Step Four: Draw the thread down through the tension disc.

And up again. You will still have a good length of thread left.

Step Five: Draw out the length of thread from left to right.

And lay it across the top of your machine, allowing the thread to dangle off the edge. You're ready to sew your dart now.

Tuesday, June 08, 2010

Recycled Fashions: A Force To Be Reckoned With

A sewing and fashion trend that's hot these days is the recycling (upcycling?) of old clothing into new garments by altering, cutting, splitting, embellishing, and repurposing. It makes perfect sense. Quality fashion fabric is hard for us home sewers to find. Why not scavenge it from discarded clothes? It also fits into our enhanced sensibility about conservation and ecology. I went to a science museum in Toronto a couple years ago and saw an exhibit that debunked the old "it all rots in the landfill" wisdom. Among the still-perfectly-good items that had been excavated and put on display was a pair of Wrangler jeans. They had been underground for 35 years!

Still, I'm having some trouble looking at this trend as an avenue for my own creativity. Here's an old calico "housedress" that's been in my closet for about 20 years. I bought it at a garage sale. It's easy to tell someone sewed it at home about 50+ years ago. I've worn it, and worn it, and even had compliments on it. But I've always felt it needed help, somehow. But what to do? And is it really worth it? As a home sewer who works with patterns published for the home sewing market, this recycling project has me stumped.

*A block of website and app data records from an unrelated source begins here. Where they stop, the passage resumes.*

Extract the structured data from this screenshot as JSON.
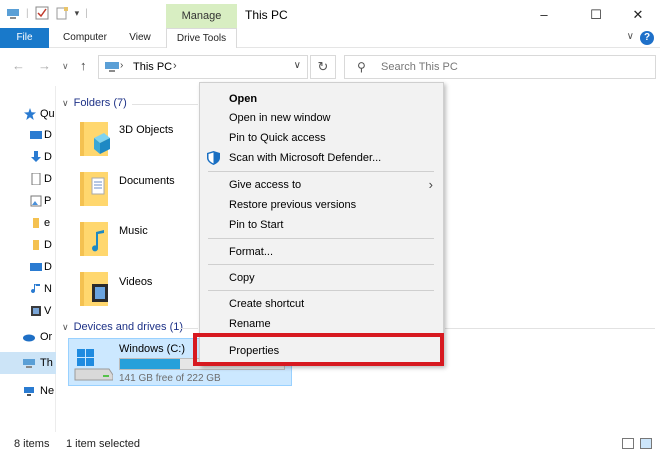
{
  "window": {
    "title": "This PC",
    "manage_tab": "Manage",
    "minimize": "–",
    "maximize": "☐",
    "close": "✕"
  },
  "ribbon": {
    "tabs": [
      "File",
      "Computer",
      "View",
      "Drive Tools"
    ],
    "help": "?"
  },
  "address": {
    "crumb": "This PC",
    "separator": "›",
    "search_placeholder": "Search This PC"
  },
  "navpane": {
    "items": [
      {
        "label": "Qu",
        "icon": "star-icon"
      },
      {
        "label": "D",
        "icon": "desktop-icon"
      },
      {
        "label": "D",
        "icon": "downloads-icon"
      },
      {
        "label": "D",
        "icon": "document-icon"
      },
      {
        "label": "P",
        "icon": "pictures-icon"
      },
      {
        "label": "e",
        "icon": "folder-icon"
      },
      {
        "label": "D",
        "icon": "folder-icon"
      },
      {
        "label": "D",
        "icon": "desktop-icon"
      },
      {
        "label": "N",
        "icon": "music-icon"
      },
      {
        "label": "V",
        "icon": "video-icon"
      },
      {
        "label": "Or",
        "icon": "onedrive-icon"
      },
      {
        "label": "Th",
        "icon": "pc-icon"
      },
      {
        "label": "Ne",
        "icon": "network-icon"
      }
    ]
  },
  "content": {
    "folders_header": "Folders (7)",
    "folders": [
      "3D Objects",
      "Documents",
      "Music",
      "Videos"
    ],
    "drives_header": "Devices and drives (1)",
    "drive": {
      "name": "Windows (C:)",
      "free_text": "141 GB free of 222 GB",
      "used_fraction": 0.365
    }
  },
  "context_menu": {
    "items": [
      {
        "label": "Open",
        "bold": true
      },
      {
        "label": "Open in new window"
      },
      {
        "label": "Pin to Quick access"
      },
      {
        "label": "Scan with Microsoft Defender...",
        "icon": "shield-icon"
      },
      {
        "label": "Give access to",
        "submenu": true
      },
      {
        "label": "Restore previous versions"
      },
      {
        "label": "Pin to Start"
      },
      {
        "label": "Format..."
      },
      {
        "label": "Copy"
      },
      {
        "label": "Create shortcut"
      },
      {
        "label": "Rename"
      },
      {
        "label": "Properties"
      }
    ],
    "submenu_arrow": "›",
    "highlight_color": "#d71920"
  },
  "status": {
    "items_count": "8 items",
    "selected": "1 item selected"
  },
  "colors": {
    "accent": "#1979ca",
    "manage": "#d8eec2",
    "selection": "#cce8ff",
    "drive_fill": "#26a0da"
  }
}
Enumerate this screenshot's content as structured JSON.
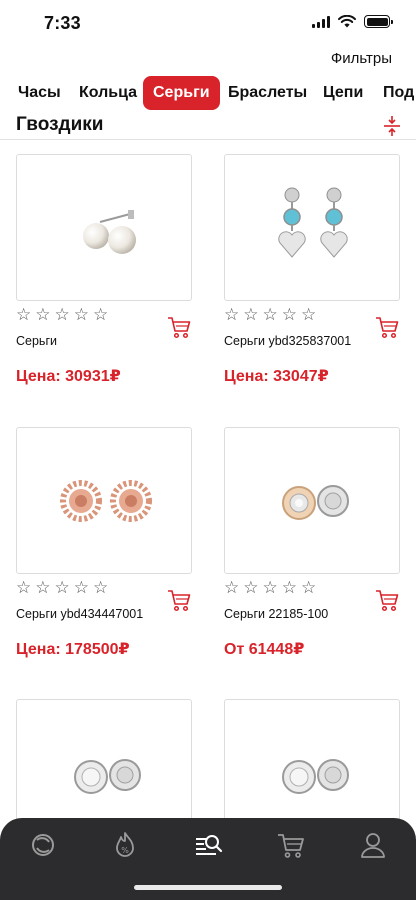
{
  "status_bar": {
    "time": "7:33"
  },
  "filters": {
    "label": "Фильтры"
  },
  "tabs": [
    {
      "label": "Часы",
      "active": false
    },
    {
      "label": "Кольца",
      "active": false
    },
    {
      "label": "Серьги",
      "active": true
    },
    {
      "label": "Браслеты",
      "active": false
    },
    {
      "label": "Цепи",
      "active": false
    },
    {
      "label": "Под",
      "active": false
    }
  ],
  "section": {
    "title": "Гвоздики"
  },
  "colors": {
    "accent": "#d8232a",
    "nav_bg": "#2c2c2e",
    "nav_icon": "#9a9a9a"
  },
  "products": [
    {
      "name": "Серьги",
      "price": "Цена: 30931₽",
      "image": "pearl-stud-earrings",
      "rating": 0
    },
    {
      "name": "Серьги ybd325837001",
      "price": "Цена: 33047₽",
      "image": "heart-drop-earrings",
      "rating": 0
    },
    {
      "name": "Серьги ybd434447001",
      "price": "Цена: 178500₽",
      "image": "rose-gold-flower-earrings",
      "rating": 0
    },
    {
      "name": "Серьги 22185-100",
      "price": "От 61448₽",
      "image": "round-stud-earrings-two-tone",
      "rating": 0
    },
    {
      "name": "",
      "price": "",
      "image": "round-stud-earrings-silver",
      "rating": 0
    },
    {
      "name": "",
      "price": "",
      "image": "round-stud-earrings-silver-2",
      "rating": 0
    }
  ],
  "bottom_nav": [
    {
      "icon": "catalog-swirl-icon",
      "active": false
    },
    {
      "icon": "discount-flame-icon",
      "active": false
    },
    {
      "icon": "search-list-icon",
      "active": true
    },
    {
      "icon": "cart-icon",
      "active": false
    },
    {
      "icon": "profile-icon",
      "active": false
    }
  ]
}
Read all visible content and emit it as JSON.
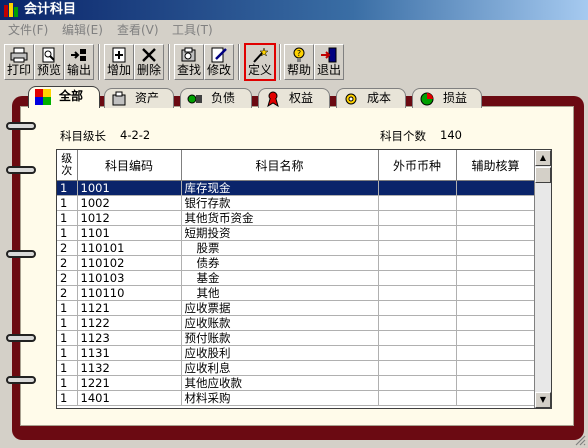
{
  "window": {
    "title": "会计科目"
  },
  "menu": [
    {
      "label": "文件(F)"
    },
    {
      "label": "编辑(E)"
    },
    {
      "label": "查看(V)"
    },
    {
      "label": "工具(T)"
    }
  ],
  "toolbar": [
    {
      "label": "打印",
      "icon": "printer-icon"
    },
    {
      "label": "预览",
      "icon": "preview-icon"
    },
    {
      "label": "输出",
      "icon": "export-icon"
    },
    {
      "label": "增加",
      "icon": "add-icon"
    },
    {
      "label": "删除",
      "icon": "delete-icon"
    },
    {
      "label": "查找",
      "icon": "find-icon"
    },
    {
      "label": "修改",
      "icon": "edit-icon"
    },
    {
      "label": "定义",
      "icon": "wand-icon",
      "highlighted": true
    },
    {
      "label": "帮助",
      "icon": "help-icon"
    },
    {
      "label": "退出",
      "icon": "exit-icon"
    }
  ],
  "tabs": [
    {
      "label": "全部",
      "active": true,
      "icon": "all-icon"
    },
    {
      "label": "资产",
      "icon": "asset-icon"
    },
    {
      "label": "负债",
      "icon": "liability-icon"
    },
    {
      "label": "权益",
      "icon": "equity-icon"
    },
    {
      "label": "成本",
      "icon": "cost-icon"
    },
    {
      "label": "损益",
      "icon": "profit-loss-icon"
    }
  ],
  "info": {
    "level_label": "科目级长",
    "level_value": "4-2-2",
    "count_label": "科目个数",
    "count_value": "140"
  },
  "table": {
    "columns": [
      "级次",
      "科目编码",
      "科目名称",
      "外币币种",
      "辅助核算"
    ],
    "rows": [
      {
        "level": "1",
        "code": "1001",
        "name": "库存现金",
        "currency": "",
        "aux": "",
        "selected": true
      },
      {
        "level": "1",
        "code": "1002",
        "name": "银行存款",
        "currency": "",
        "aux": ""
      },
      {
        "level": "1",
        "code": "1012",
        "name": "其他货币资金",
        "currency": "",
        "aux": ""
      },
      {
        "level": "1",
        "code": "1101",
        "name": "短期投资",
        "currency": "",
        "aux": ""
      },
      {
        "level": "2",
        "code": "110101",
        "name": "股票",
        "currency": "",
        "aux": ""
      },
      {
        "level": "2",
        "code": "110102",
        "name": "债券",
        "currency": "",
        "aux": ""
      },
      {
        "level": "2",
        "code": "110103",
        "name": "基金",
        "currency": "",
        "aux": ""
      },
      {
        "level": "2",
        "code": "110110",
        "name": "其他",
        "currency": "",
        "aux": ""
      },
      {
        "level": "1",
        "code": "1121",
        "name": "应收票据",
        "currency": "",
        "aux": ""
      },
      {
        "level": "1",
        "code": "1122",
        "name": "应收账款",
        "currency": "",
        "aux": ""
      },
      {
        "level": "1",
        "code": "1123",
        "name": "预付账款",
        "currency": "",
        "aux": ""
      },
      {
        "level": "1",
        "code": "1131",
        "name": "应收股利",
        "currency": "",
        "aux": ""
      },
      {
        "level": "1",
        "code": "1132",
        "name": "应收利息",
        "currency": "",
        "aux": ""
      },
      {
        "level": "1",
        "code": "1221",
        "name": "其他应收款",
        "currency": "",
        "aux": ""
      },
      {
        "level": "1",
        "code": "1401",
        "name": "材料采购",
        "currency": "",
        "aux": ""
      }
    ]
  },
  "colors": {
    "selection": "#0a246a",
    "binder": "#6b0a12",
    "page": "#fffbea",
    "highlight": "#e00000"
  }
}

Monday, June 07, 2010

I'm Berserk for Peach Berserk

I've not often wished I were someone else, but if I had a chance to slip into another person's skin, I would choose to inhabit the amazing, fabulous, and exuberant Kingi Carpenter, proprietess of the Toronto boutique, Peach Berserk. She is my hero!

Kingi, a former art student, sells one-of-a-kind and custom fashions made on the premises from silks and cottons she has screenprinted by hand with her own original, crazy, and delightful designs. She always says she got her inspiration for Peach Berserk when she visited Paris and looked everywhere for a dress that had Eiffel Towers printed on it. No Eiffel Tower dress was in evidence anywhere. Kingi thought that was just a shame and went home to Toronto and made her own fabric, "so no girl would have to go without Eiffel Towers on her dress again!"

From there, she used all sorts of other imagery — everything from flowers, to kitchen implements, to David Bowie — for her 100+ silkscreen designs, and more keep coming every year. Each and every one is sold in any color fabric and ink the customer chooses, and you're encouraged to mix and match freely, even on the same garment. For those who are decision-impaired and in a hurry, a selection of clothing off the rack is available. Peach Berserk is the go-to spot in Ontario for "out-there" prom dresses, and even does a great wedding clothes business as well.

I'm a fan of "outsider" fashion, and yeah, I love the reinterpreted Bettie Page look that's so popular among the roller girl/rockabilly crowd. But I love Kingi's unapologetic celebration of femininity in her clothing. There is no hard-edged irony or parody in her silhouettes. She even has a print called "I Enjoy Being A Girl." I love that she loves color and can't live without it. I love that she teaches others the fun art of silkscreening in monthly workshops right in the shop. I try to bring a little of her spirit to my own life and sewing, but don't quite make it. Speaking of which, I want to decide what to do with my own Eiffel Tower fabric!